Across the political spectrum, there is widespread concern that the rising price of college requires immediate action. Students and families have shouldered an increasing burden by paying higher tuition and fees and, in many cases, taking on more debt when tuition and living expenses are too high, and family savings are inadequate.
That is why Lumina worked with affordability experts from healthcare and housing to develop a “Rule of 10” that estimates what students should be expected to contribute. We use this model to help policymakers consider options for reducing financial barriers to education after high school.
Although students, parents, and policymakers know that we face major challenges in addressing college affordability, we found no common definition of what’s “affordable.” Defining affordability in terms of how much students should be expected to contribute toward their education is just a first step. Only then can higher education leaders and state and federal policymakers determine the extent of the problem and assess which policy proposals can make college truly affordable for today’s students.
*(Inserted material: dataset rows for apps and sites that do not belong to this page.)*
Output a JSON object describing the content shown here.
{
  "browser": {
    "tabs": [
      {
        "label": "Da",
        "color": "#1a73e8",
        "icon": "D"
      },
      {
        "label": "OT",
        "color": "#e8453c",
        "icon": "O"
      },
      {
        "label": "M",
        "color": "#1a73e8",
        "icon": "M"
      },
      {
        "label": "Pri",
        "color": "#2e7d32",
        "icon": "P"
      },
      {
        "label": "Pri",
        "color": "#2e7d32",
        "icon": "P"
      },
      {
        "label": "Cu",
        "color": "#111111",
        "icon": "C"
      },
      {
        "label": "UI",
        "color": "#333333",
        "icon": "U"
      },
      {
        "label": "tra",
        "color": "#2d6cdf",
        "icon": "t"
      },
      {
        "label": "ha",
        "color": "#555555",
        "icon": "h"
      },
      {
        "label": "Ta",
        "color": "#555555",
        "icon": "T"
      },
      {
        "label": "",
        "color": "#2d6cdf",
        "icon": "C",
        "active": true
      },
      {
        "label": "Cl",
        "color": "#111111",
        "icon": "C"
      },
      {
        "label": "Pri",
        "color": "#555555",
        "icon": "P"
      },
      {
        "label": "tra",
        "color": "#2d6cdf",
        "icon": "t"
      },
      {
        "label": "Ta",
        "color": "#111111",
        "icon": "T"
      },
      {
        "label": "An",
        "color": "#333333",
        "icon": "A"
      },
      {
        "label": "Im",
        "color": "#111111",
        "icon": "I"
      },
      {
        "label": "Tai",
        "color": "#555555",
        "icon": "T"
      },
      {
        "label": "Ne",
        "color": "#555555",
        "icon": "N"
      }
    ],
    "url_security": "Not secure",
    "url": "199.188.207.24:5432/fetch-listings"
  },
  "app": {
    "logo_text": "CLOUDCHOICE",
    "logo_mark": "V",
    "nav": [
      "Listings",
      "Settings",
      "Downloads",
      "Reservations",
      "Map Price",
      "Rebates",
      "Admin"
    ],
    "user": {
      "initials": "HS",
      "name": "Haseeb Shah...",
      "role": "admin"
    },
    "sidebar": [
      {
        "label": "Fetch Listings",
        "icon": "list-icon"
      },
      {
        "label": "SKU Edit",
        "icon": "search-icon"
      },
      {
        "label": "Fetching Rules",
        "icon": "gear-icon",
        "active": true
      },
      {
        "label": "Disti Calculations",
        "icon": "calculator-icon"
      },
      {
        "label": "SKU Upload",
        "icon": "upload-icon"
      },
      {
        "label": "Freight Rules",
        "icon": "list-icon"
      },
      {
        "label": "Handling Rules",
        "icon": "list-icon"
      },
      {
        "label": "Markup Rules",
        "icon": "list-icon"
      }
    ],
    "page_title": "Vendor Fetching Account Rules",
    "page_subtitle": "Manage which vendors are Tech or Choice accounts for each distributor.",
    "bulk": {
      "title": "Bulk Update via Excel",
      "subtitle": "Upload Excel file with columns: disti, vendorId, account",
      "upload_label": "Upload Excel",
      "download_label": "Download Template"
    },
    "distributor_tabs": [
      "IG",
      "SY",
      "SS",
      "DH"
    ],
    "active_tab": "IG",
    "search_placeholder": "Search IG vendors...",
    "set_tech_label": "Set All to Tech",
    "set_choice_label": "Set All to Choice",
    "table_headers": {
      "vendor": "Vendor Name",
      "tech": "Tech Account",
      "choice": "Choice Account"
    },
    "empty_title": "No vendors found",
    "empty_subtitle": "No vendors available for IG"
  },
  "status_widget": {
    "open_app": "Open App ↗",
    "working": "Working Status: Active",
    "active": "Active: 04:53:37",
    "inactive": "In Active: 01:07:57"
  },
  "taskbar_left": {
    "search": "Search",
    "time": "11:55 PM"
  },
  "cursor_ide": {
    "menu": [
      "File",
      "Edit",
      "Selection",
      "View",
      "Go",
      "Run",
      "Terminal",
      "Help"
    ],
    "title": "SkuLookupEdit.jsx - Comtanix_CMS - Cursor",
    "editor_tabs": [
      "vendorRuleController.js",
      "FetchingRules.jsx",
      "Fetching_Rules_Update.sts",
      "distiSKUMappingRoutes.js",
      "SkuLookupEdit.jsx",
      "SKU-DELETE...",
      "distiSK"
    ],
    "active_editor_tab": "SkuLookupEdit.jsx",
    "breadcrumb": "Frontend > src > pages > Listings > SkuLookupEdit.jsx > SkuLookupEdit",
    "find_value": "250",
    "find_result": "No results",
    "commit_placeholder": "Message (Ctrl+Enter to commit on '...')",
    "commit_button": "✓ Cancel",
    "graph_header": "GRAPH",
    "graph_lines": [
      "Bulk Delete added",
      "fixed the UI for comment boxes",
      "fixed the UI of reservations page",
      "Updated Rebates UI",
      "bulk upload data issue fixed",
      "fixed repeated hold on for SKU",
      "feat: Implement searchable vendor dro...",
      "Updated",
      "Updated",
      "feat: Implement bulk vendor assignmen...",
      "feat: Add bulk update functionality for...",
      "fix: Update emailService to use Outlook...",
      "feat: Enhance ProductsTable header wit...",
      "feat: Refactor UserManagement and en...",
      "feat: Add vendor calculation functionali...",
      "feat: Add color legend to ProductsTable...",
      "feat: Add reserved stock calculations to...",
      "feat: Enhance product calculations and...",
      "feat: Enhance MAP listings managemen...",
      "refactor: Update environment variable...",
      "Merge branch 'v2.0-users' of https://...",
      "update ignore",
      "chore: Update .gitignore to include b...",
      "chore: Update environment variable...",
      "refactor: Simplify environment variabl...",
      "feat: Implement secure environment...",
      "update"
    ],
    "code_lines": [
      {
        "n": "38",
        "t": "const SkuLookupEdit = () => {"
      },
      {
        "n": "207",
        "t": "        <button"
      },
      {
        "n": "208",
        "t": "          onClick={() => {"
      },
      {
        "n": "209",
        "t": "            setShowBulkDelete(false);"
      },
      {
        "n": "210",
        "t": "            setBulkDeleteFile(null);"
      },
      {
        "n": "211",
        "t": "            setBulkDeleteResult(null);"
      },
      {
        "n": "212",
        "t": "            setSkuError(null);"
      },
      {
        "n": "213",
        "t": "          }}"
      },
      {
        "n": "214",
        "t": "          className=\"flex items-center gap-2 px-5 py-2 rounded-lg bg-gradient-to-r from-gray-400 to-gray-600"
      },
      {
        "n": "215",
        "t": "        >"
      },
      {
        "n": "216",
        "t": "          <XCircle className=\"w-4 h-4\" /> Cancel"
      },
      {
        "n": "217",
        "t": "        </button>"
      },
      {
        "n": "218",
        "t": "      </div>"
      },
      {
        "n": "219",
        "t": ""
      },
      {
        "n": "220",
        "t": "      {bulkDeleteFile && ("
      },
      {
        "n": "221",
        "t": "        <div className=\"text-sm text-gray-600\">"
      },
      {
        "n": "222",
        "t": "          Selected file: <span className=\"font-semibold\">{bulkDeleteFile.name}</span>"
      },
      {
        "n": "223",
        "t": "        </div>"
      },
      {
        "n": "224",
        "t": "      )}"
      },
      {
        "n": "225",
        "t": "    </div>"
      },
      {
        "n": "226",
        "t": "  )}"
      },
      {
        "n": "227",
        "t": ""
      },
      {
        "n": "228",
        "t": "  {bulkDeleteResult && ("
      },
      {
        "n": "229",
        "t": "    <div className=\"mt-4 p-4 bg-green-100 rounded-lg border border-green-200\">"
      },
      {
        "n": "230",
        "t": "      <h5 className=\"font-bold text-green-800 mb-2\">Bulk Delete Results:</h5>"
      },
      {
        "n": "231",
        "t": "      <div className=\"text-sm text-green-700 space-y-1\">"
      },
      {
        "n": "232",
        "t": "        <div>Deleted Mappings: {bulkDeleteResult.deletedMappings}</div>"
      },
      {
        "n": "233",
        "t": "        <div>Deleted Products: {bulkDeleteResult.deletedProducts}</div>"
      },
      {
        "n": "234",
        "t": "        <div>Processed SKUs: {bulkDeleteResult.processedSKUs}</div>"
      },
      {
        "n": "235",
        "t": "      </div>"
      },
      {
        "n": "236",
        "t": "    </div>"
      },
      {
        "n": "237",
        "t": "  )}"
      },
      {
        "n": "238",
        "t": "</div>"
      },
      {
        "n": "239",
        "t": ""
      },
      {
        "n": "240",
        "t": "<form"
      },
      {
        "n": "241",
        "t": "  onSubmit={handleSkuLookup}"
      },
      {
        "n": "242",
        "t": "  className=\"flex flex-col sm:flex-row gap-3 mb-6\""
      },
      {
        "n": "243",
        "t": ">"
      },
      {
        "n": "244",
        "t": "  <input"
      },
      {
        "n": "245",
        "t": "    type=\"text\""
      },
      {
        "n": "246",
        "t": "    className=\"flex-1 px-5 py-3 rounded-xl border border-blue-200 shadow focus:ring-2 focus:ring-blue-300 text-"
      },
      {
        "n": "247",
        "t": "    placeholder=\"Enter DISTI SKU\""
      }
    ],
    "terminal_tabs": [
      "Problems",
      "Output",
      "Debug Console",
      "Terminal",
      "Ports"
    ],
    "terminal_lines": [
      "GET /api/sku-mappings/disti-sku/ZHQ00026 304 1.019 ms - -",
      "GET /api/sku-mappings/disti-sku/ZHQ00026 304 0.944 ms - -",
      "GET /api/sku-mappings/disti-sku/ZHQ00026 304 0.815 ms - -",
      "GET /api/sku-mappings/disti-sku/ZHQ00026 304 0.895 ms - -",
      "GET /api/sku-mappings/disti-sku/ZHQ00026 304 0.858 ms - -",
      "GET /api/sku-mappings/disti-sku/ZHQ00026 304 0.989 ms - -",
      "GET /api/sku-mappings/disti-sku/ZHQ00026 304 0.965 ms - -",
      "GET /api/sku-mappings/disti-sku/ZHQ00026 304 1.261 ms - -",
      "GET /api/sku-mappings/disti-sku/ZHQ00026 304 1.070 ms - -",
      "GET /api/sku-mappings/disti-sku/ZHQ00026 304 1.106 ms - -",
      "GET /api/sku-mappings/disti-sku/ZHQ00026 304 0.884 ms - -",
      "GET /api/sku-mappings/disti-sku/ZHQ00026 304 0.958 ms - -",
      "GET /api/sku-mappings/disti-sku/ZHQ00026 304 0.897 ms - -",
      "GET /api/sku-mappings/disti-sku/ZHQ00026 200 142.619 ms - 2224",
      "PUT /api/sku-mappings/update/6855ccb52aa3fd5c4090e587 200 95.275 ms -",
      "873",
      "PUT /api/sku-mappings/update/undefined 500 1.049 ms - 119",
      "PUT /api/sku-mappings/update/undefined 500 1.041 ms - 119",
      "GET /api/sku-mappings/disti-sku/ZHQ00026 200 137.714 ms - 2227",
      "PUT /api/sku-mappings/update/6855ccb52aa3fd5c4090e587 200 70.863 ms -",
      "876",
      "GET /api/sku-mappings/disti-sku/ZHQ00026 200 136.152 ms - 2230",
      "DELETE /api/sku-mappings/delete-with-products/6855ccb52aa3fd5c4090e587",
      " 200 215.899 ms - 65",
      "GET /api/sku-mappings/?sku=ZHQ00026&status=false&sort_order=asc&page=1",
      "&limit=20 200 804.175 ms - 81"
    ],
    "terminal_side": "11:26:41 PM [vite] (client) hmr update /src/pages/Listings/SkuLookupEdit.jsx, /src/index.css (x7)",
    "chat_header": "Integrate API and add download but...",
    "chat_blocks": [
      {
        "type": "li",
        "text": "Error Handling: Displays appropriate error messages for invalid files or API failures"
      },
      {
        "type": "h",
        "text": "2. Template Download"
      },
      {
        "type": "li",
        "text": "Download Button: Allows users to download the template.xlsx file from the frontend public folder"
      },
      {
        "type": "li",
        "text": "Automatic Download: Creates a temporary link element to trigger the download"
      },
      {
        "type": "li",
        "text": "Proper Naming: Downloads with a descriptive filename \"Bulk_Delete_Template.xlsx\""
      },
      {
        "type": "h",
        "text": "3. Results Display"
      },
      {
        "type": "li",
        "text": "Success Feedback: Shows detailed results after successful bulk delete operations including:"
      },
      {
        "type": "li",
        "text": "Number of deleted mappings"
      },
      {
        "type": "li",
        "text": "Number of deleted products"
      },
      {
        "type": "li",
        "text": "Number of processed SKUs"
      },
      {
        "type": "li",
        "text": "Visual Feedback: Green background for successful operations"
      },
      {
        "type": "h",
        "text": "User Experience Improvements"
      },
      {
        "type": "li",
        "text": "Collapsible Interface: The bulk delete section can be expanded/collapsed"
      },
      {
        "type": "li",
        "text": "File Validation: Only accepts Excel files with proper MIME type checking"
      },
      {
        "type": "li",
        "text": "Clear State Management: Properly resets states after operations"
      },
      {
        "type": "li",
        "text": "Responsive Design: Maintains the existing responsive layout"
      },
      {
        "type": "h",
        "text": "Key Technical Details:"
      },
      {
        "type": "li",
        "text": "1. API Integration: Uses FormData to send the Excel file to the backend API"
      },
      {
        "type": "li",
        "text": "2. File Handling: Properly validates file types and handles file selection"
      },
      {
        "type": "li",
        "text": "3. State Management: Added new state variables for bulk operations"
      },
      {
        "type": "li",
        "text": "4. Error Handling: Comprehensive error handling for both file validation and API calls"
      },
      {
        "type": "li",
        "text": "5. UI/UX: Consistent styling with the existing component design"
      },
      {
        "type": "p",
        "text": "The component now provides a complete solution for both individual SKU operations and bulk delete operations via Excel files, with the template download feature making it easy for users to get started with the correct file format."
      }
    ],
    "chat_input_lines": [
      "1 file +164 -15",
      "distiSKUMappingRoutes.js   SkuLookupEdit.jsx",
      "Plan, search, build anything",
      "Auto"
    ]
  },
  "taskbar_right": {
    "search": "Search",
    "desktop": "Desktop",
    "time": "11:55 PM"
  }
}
The rising expense of college is among the reasons enrollment has declined over time.